──────── Records provided

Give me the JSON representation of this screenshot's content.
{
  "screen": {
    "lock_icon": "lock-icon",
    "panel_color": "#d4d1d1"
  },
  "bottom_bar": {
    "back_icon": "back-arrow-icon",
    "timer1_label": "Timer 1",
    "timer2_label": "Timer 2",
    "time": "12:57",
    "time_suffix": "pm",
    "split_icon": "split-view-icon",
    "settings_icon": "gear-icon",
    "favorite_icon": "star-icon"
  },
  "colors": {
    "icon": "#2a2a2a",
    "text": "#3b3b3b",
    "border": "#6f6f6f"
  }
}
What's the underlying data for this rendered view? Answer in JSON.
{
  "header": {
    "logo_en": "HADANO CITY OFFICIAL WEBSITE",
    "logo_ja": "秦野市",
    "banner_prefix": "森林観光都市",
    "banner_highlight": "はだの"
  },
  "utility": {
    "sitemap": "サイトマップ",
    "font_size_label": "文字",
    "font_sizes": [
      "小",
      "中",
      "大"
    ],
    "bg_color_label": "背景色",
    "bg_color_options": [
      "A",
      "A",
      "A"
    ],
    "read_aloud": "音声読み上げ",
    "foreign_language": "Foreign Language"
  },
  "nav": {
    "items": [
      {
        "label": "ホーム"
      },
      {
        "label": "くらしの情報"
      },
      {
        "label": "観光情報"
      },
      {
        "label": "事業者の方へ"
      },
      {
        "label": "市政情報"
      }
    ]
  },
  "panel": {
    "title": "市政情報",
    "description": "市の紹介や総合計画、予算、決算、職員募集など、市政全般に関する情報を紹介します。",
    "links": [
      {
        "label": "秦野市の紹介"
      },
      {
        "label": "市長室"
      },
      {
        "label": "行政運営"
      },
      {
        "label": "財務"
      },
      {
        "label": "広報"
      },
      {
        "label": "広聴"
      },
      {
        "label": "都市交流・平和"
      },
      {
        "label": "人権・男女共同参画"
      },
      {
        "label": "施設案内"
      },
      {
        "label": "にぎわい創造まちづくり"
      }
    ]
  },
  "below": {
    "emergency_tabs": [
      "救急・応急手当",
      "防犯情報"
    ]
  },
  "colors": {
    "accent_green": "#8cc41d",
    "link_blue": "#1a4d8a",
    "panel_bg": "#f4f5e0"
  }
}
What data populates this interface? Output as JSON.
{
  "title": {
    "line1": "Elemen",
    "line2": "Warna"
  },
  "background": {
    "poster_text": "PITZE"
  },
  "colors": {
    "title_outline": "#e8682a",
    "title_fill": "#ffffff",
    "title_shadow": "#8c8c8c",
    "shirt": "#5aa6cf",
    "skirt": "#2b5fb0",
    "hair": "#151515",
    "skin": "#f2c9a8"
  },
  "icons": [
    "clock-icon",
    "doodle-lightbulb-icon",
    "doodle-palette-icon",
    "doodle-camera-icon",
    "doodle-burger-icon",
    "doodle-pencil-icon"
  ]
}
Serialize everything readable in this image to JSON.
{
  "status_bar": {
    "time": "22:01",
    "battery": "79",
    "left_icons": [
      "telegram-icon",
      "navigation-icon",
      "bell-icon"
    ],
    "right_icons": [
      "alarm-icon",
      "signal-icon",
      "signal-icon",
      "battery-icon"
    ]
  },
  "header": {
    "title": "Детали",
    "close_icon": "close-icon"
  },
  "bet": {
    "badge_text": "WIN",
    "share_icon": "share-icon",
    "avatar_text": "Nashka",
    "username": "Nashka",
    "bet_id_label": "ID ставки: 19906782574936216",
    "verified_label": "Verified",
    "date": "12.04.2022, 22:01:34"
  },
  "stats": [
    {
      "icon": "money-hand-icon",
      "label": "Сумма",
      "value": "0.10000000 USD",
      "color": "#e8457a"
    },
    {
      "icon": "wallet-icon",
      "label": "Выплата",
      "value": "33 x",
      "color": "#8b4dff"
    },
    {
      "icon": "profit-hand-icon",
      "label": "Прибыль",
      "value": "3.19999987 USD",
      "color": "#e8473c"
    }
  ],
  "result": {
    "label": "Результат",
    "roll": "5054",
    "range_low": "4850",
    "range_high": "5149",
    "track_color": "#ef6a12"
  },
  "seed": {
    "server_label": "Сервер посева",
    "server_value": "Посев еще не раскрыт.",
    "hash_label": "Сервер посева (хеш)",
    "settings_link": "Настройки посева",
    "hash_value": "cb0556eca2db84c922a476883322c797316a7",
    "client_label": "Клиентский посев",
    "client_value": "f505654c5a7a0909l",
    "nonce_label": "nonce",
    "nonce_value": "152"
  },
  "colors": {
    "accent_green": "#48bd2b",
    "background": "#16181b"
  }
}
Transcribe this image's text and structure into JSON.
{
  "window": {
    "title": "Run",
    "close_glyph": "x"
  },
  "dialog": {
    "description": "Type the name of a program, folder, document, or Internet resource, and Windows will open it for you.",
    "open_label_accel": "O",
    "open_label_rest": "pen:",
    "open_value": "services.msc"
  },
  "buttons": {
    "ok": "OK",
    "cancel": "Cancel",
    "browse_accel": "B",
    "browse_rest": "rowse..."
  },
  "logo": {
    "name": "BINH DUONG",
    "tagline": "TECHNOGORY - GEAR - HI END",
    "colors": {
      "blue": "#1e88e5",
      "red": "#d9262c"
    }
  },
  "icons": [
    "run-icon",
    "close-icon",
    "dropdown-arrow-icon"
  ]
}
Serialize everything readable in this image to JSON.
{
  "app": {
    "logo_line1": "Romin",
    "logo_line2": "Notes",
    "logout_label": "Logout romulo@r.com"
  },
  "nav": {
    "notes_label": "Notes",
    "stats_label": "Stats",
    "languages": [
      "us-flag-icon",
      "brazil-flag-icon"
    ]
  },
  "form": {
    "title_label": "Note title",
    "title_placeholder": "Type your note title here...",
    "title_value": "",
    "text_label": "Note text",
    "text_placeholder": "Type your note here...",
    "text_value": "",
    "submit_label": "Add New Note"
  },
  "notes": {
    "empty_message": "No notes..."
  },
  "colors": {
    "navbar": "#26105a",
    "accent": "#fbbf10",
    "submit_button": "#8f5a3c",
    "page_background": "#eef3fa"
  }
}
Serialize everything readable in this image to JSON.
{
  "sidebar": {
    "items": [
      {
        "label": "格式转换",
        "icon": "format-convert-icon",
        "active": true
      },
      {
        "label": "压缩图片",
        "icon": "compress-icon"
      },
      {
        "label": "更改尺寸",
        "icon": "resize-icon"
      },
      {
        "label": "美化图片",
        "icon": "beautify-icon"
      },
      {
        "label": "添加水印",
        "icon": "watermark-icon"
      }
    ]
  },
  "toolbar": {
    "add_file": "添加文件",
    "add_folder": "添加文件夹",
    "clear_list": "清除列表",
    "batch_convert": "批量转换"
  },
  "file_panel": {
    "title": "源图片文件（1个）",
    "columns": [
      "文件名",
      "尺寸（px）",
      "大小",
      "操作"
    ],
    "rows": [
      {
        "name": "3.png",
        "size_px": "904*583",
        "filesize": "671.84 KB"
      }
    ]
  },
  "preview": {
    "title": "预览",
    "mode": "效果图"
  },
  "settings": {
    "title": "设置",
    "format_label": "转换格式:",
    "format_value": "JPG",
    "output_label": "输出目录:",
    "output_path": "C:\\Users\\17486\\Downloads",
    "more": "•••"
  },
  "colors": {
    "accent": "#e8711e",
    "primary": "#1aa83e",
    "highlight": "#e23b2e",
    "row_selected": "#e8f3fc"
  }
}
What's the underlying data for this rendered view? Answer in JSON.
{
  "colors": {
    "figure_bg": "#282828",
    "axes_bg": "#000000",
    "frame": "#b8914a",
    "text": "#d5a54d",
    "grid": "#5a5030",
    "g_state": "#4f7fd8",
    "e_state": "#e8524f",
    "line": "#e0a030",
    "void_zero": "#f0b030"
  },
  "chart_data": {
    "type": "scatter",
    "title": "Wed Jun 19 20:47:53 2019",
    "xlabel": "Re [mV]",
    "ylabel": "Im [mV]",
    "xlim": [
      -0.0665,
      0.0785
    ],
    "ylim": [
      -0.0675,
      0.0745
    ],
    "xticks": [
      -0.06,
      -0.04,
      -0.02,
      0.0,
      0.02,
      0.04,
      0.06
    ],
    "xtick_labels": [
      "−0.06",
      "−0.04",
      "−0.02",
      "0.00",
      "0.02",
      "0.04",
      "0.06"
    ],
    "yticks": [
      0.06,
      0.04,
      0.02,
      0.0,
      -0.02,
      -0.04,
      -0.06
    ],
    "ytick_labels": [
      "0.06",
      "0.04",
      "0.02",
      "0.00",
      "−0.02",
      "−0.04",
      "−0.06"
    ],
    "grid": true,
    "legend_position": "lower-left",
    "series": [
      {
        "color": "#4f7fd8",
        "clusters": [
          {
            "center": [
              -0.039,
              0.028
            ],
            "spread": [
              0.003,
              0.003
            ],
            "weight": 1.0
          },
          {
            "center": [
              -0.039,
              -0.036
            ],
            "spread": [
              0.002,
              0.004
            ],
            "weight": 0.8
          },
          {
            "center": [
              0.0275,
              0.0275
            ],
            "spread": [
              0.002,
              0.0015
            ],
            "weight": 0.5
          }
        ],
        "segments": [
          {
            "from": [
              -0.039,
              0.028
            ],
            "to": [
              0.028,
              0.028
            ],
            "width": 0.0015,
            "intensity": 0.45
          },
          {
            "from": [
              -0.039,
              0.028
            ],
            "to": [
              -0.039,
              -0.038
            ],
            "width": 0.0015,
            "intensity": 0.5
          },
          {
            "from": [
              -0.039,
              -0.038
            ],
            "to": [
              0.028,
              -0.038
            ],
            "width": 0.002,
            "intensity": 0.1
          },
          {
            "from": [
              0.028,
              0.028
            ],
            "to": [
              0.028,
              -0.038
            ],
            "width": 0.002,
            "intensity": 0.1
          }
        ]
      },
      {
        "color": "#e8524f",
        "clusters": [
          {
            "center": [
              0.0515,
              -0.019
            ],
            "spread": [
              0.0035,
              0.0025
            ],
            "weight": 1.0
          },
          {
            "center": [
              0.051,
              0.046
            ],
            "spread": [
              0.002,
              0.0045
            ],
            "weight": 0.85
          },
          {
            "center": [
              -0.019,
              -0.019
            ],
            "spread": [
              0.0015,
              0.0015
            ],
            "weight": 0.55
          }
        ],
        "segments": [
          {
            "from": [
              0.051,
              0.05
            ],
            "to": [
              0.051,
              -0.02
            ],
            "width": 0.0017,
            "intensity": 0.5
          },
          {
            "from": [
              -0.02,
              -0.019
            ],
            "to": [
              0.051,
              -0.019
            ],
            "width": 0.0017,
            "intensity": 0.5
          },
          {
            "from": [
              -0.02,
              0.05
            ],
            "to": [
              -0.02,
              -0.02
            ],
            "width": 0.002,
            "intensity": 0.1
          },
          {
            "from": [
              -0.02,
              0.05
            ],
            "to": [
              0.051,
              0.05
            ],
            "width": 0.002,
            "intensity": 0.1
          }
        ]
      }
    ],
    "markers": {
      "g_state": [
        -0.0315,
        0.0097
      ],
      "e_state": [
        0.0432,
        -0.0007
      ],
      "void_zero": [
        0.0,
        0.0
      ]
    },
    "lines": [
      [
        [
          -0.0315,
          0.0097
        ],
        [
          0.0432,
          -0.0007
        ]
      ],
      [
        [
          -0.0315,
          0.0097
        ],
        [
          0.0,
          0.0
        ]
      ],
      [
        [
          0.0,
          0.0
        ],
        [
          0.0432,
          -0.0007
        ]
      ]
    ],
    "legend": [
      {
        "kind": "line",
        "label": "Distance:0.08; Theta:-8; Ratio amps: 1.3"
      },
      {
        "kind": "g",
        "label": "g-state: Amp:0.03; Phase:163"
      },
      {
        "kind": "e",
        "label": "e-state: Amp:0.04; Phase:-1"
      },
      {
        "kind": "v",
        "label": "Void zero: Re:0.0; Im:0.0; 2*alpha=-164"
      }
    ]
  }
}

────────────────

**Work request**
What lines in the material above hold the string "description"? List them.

**Expected answer**
    "description": "市の紹介や総合計画、予算、決算、職員募集など、市政全般に関する情報を紹介します。",
    "description": "Type the name of a program, folder, document, or Internet resource, and Windows will open it for you.",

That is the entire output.